2. Mix in the cream cheese and butter. Scatter the cubes of cream cheese and butter over the flour. Pulse 10 to 12 times until coarse crumbs form.
3. Mix in the yolk and vanilla. Whisk together the vanilla and yolk in a bowl, and the pour them over the butter-flour mixture. Run the processor continuously until the dough starts to clump together and form large curdlike pieces.
4. Refrigerate the dough. Turn the dough out onto the counter and gather the pieces into a ball. Divide into four portions and flatten each into 1-inch thick disks. Wrap in plastic and refrigerate the dough at least 2 hours or up to 3 days, or freeze for up to 3 months (thaw in the refrigerator before using).
→ When ready to bake the rugelach, preheat the oven to 375°F and prepare your fillings.
5. Roll out the dough. Sprinkle your work surface generously with powdered sugar. Take one disk of dough from the refrigerator and let it warm on the counter for 1-2 minutes. Sprinkle the surface of the dough and the rolling pin with more powdered sugar. Roll the dough from the center out into a circle about 1/8-inch thick. Don't worry if a few cracks form near the edges. Use more powdered sugar as needed to prevent sticking.
6. Spread with filling. Spread the filling in a thin layer evenly over the surface of the dough. Make sure it goes right up to the edge of the dough.
7. Slice and roll the cookies. Slice the dough into 16 wedges, like a pizza, using a pizza cutter or sharp knife. Roll up each wedge, beginning at the wide outer edge and moving inward. Transfer to a parchment-lined baking sheet. Make sure the tip is tucked underneath.
8. Chill the cookies. Refrigerate cookies on the baking sheet, 20 minutes. Meanwhile, prepare remaining batches.

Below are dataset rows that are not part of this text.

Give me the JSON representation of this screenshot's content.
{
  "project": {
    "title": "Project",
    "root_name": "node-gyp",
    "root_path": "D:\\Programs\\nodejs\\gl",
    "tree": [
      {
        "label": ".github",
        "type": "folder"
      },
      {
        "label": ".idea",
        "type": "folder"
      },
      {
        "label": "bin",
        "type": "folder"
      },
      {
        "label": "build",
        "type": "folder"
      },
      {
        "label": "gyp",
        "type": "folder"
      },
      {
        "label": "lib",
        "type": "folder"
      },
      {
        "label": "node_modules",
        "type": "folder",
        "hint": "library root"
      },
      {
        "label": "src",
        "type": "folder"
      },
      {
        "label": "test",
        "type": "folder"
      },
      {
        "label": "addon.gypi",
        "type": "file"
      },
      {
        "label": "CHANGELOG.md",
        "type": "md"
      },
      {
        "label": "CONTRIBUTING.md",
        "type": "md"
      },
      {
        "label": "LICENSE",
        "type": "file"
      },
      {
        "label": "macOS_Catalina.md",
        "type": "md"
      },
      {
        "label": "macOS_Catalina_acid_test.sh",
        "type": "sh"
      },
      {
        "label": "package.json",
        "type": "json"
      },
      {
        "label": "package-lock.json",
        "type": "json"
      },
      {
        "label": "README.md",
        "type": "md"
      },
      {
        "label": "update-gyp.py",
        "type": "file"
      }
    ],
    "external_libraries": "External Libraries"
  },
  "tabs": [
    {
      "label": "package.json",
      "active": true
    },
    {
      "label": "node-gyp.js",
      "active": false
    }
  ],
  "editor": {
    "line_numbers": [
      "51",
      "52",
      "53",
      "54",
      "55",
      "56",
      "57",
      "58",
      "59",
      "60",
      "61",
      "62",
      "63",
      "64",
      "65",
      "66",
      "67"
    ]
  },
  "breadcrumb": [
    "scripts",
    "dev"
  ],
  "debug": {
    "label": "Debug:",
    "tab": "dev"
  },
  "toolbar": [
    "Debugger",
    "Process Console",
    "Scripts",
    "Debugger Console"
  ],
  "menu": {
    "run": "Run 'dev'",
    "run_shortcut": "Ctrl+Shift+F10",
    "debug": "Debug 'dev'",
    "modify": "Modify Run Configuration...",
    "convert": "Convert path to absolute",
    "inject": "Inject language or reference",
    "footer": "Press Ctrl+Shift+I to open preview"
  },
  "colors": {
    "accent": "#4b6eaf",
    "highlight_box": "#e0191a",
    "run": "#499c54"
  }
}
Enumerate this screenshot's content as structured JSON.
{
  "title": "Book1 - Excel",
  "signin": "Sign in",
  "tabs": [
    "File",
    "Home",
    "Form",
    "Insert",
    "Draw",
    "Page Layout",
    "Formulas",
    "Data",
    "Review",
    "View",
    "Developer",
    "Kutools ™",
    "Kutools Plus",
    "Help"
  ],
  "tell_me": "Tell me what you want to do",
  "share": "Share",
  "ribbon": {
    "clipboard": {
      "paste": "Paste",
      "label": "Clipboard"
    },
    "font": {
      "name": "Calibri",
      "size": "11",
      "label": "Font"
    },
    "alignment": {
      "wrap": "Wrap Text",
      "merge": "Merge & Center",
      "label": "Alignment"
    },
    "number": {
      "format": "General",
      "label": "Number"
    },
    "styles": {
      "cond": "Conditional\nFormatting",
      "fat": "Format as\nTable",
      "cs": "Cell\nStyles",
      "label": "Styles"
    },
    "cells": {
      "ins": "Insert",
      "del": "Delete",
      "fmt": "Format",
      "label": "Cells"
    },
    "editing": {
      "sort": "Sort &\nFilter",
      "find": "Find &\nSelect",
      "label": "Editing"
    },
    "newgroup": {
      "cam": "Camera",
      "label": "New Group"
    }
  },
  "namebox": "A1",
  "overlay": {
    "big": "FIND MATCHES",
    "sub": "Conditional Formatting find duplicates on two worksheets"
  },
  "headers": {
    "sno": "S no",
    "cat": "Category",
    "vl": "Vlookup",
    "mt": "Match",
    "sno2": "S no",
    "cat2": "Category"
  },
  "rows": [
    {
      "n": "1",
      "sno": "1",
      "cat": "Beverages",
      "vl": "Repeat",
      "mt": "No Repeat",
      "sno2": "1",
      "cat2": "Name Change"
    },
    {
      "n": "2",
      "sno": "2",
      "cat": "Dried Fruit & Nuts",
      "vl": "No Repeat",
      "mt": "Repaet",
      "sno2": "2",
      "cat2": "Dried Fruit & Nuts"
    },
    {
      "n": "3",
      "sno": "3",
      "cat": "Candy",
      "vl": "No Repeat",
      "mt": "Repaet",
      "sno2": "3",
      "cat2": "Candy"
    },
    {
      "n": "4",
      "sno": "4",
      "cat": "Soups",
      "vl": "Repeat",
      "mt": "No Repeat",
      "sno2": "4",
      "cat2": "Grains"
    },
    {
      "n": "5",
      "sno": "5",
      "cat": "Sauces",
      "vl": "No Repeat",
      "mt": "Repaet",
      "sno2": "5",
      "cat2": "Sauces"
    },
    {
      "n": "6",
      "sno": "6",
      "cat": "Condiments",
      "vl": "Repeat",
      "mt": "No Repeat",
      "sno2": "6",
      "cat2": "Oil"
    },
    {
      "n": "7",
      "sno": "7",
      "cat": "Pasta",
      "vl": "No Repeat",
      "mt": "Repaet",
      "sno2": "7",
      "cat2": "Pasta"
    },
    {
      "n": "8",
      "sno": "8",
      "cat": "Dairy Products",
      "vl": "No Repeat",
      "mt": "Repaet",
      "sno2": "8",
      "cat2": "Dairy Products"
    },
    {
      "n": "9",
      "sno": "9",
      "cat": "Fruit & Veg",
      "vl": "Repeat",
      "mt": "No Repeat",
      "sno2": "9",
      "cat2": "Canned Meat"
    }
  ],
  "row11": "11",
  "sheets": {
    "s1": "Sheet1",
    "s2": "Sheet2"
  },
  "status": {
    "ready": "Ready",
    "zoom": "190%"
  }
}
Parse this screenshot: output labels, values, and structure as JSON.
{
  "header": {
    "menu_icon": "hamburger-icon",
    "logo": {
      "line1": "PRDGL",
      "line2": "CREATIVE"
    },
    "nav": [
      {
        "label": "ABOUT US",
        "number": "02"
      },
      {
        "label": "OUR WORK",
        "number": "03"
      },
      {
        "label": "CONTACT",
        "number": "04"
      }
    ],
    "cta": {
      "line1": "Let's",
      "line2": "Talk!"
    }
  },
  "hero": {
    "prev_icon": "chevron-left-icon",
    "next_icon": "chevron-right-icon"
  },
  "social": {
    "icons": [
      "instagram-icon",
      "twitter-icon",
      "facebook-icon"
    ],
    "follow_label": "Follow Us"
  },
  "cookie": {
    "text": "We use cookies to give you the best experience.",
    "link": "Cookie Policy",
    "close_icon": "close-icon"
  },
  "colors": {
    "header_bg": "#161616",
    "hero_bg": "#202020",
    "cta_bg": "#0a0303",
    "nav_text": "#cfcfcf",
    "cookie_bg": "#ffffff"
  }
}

9. Bake the cookies. Bake the first tray of cookies until golden-brown, 20-25 minutes. Cool on the sheet, 5 minutes; transfer to a wire rack. Bake the remaining cookies.
Cookies will keep in an air-tight container at room temperature for about a week.
Ideas for Rugelach Fillings:
• Nut Filling: In a food processor, grind 1 cup walnuts and 1 cup pecans until they break into tiny crumbs, 30 to 40 pulses. (Be careful of over-processing and making nut-butter.) Combine the ground nuts in a bowl with 1/2 stick (1/4 cup) melted butter, 1/4 cup honey, 1/4 cup granulated sugar and 1 teaspoon vanilla.
• Fruit and Jam Filling: Warm 1/4 cup marmalade, apricot jam or raspberry jam in the microwave until it liquefies. Stir in the 1 tablespoon sugar. Set aside to cool until no longer steaming, still liquidy. Pulse 2 cups (roughly 10 ounces) dried fruit, such as apricots, cranberries, cherries or currants, in a food processor until it breaks down into tiny pieces. To assemble, spread the jam onto the rugelach dough; sprinkle the dried fruit on top.
• Peanut Butter and Chocolate Filling: Warm 1/2 cup peanut butter in a microwave until it liquefies. Spread over the rugelach dough; sprinkle with 1 cup miniature chocolate chips.
• Freezing Rugelach: The disks of dough can be frozen for up to three months; thaw in the refrigerator overnight before using. The shaped cookies can also be frozen for up to three months. Arrange cookies on a baking sheet, making sure they do not touch, and freeze until solid. Transfer to a freezer container for long term storage. Cookies can be baked straight from the freezer and may need an extra few minutes to bake.
• Making Rugelach by Hand: If you don't have a food processor, just cut the cream cheese and the butter into the flour mixture using your finger tips or a pastry cutter, just as you would for pie crust. Sprinkle the yolk mixture over the top and fluff the dough with your fingers until it feels heavy and can hold together when pressed into a ball. Proceed with the rest of the recipe as instructed.
• Halving This Recipe: Nix the egg yolk and cut the rest of the ingredients in half.